Still, I know the debate over this law has been divisive. I respect the very real concerns that millions of Americans have shared. And I know a lot of coverage through this health care debate has focused on what it means politically.
Well, it should be pretty clear by now that I didn't do this because it was good politics. I did it because I believed it was good for the country. I did it because I believed it was good for the American people.
There's a framed letter that hangs in my office right now. It was sent to me during the health care debate by a woman named Natoma Canfield. For years and years, Natoma did everything right. She bought health insurance. She paid her premiums on time. But 18 years ago, Natoma was diagnosed with cancer. And even though she'd been cancer-free for more than a decade, her insurance company kept jacking up her rates, year after year. And despite her desire to keep her coverage--despite her fears that she would get sick again--she had to surrender her health insurance and was forced to hang her fortunes on chance.
I carried Natoma's story with me every day of the fight to pass this law. It reminded me of all the Americans, all across the country, who have had to worry not only about getting sick, but about the cost of getting well.
Natoma is well today. And because of this law, there are other Americans--other sons and daughters, brothers and sisters, fathers and mothers--who will not have to hang their fortunes on chance. These are the Americans for whom we passed this law.
The highest Court in the land has now spoken. We will continue to implement this law. And we'll work together to improve on it where we can. But what we won't do--what the country can't afford to do--is refight the political battles of 2 years ago or go back to the way things were.
With today's announcement, it's time for us to move forward, to implement and, where necessary, improve on this law. And now is the time to keep our focus on the most urgent challenge of our time: putting people back to work, paying down our debt, and building an economy where people can have confidence that if they work hard, they can get ahead.

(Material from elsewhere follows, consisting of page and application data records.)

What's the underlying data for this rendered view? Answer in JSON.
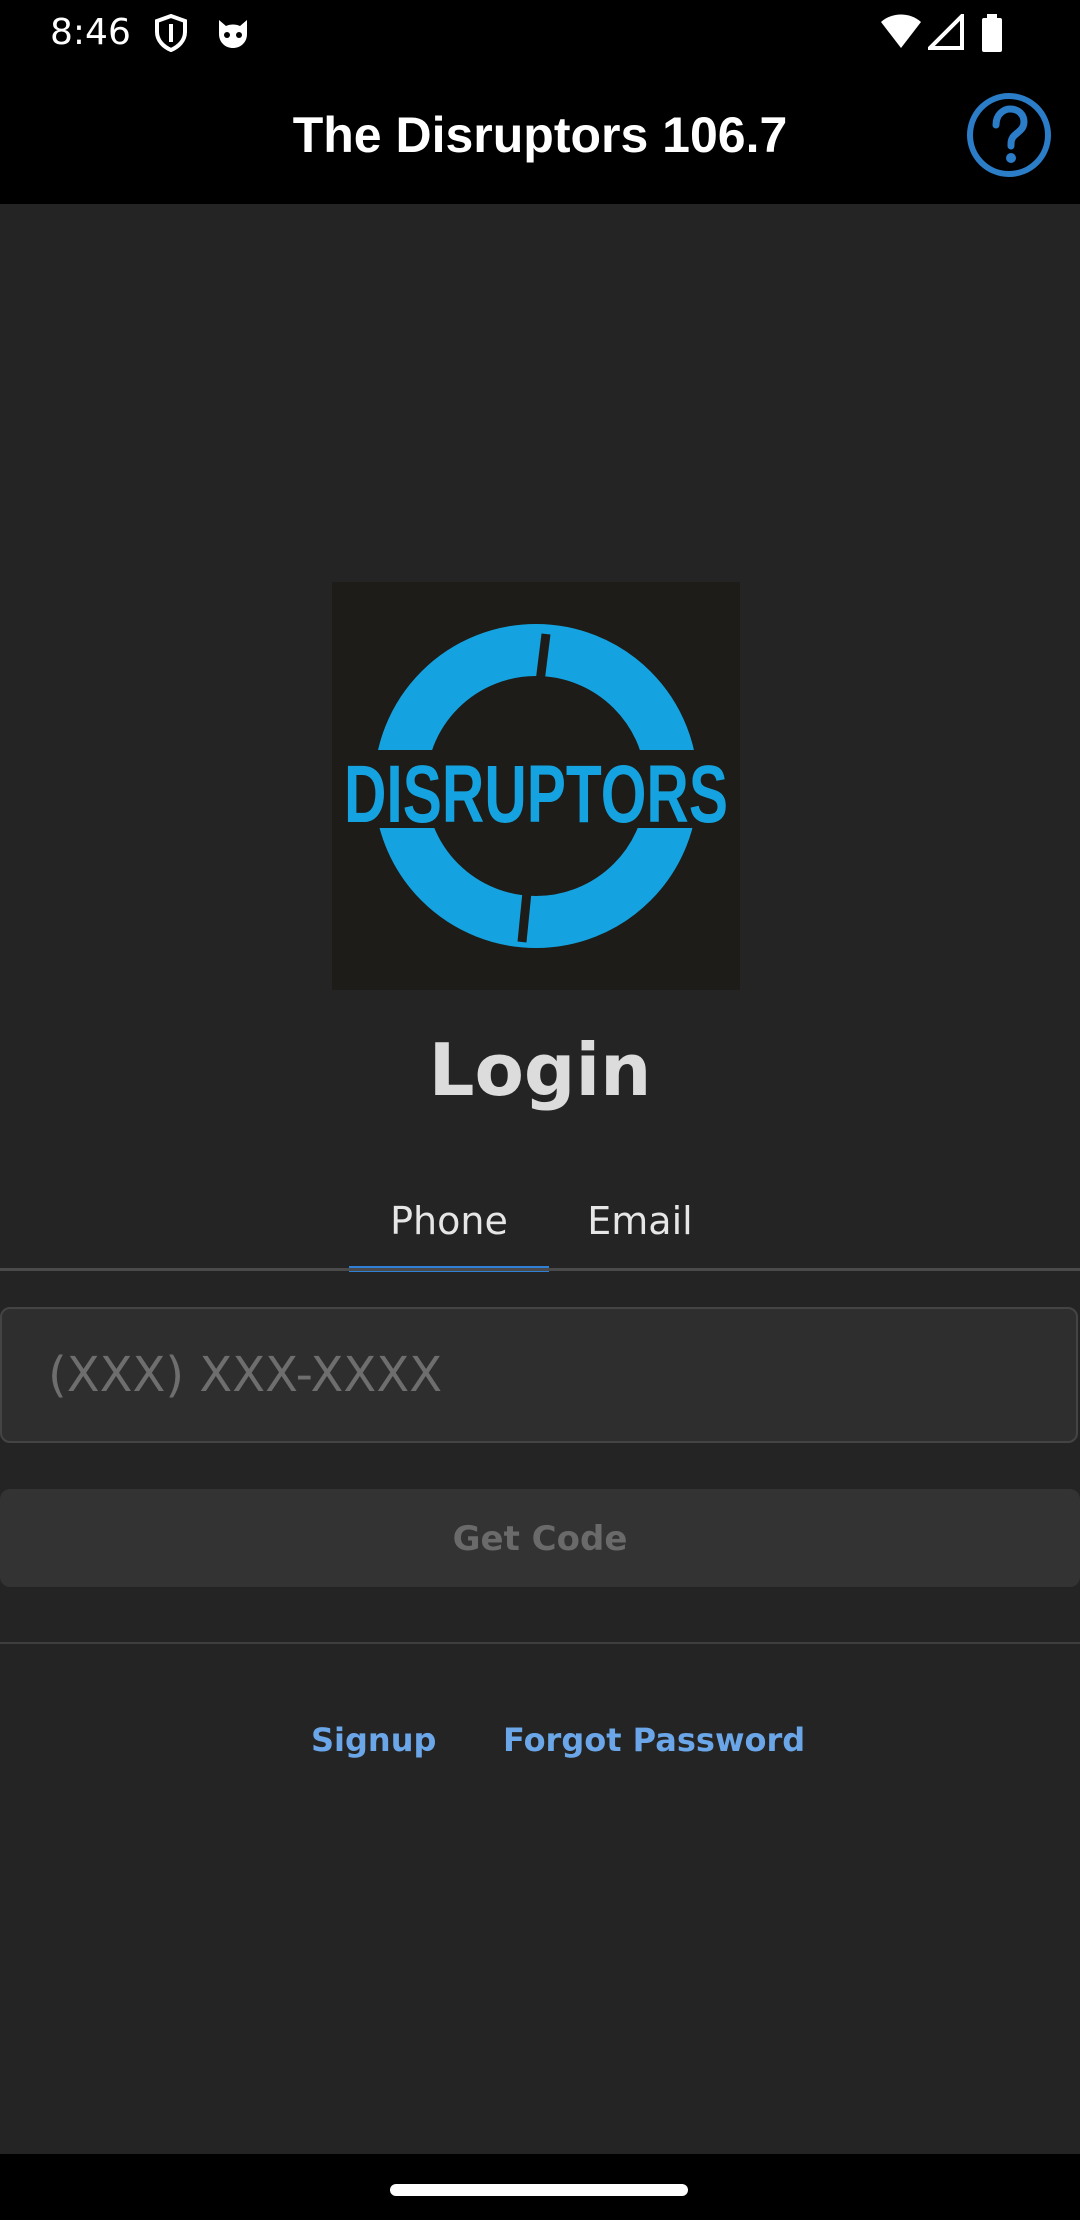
{
  "status_bar": {
    "time": "8:46",
    "icons": [
      "shield-icon",
      "cat-face-icon",
      "wifi-icon",
      "signal-icon",
      "battery-icon"
    ]
  },
  "app_bar": {
    "title": "The Disruptors 106.7",
    "help_icon": "help-circle-icon"
  },
  "logo": {
    "text": "DISRUPTORS",
    "color": "#14a3e0"
  },
  "login": {
    "title": "Login",
    "tabs": [
      {
        "label": "Phone",
        "active": true
      },
      {
        "label": "Email",
        "active": false
      }
    ],
    "phone_placeholder": "(XXX) XXX-XXXX",
    "get_code_label": "Get Code",
    "signup_label": "Signup",
    "forgot_password_label": "Forgot Password"
  },
  "colors": {
    "accent": "#2f7fd6",
    "link": "#6aa6e8",
    "background": "#242424"
  }
}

But today I'm as confident as ever that when we look back 5 years from now or 10 years from now or 20 years from now, we'll be better off because we had the courage to pass this law and keep moving forward.
Thank you. God bless you, and God bless America.
Note: The President spoke at 12:15 p.m. in the East Room at the White House. In his remarks, he referred to Republican Presidential candidate former Gov. W. Mitt Romney of Massachusetts; and Medina, OH, resident and health care reform advocate Natoma A. Canfield.
Barack Obama, Remarks on the United States Supreme Court Ruling on the Patient Protection and Affordable Care Act Online by Gerhard Peters and John T. Woolley, The American Presidency Project https://www.presidency.ucsb.edu/node/301884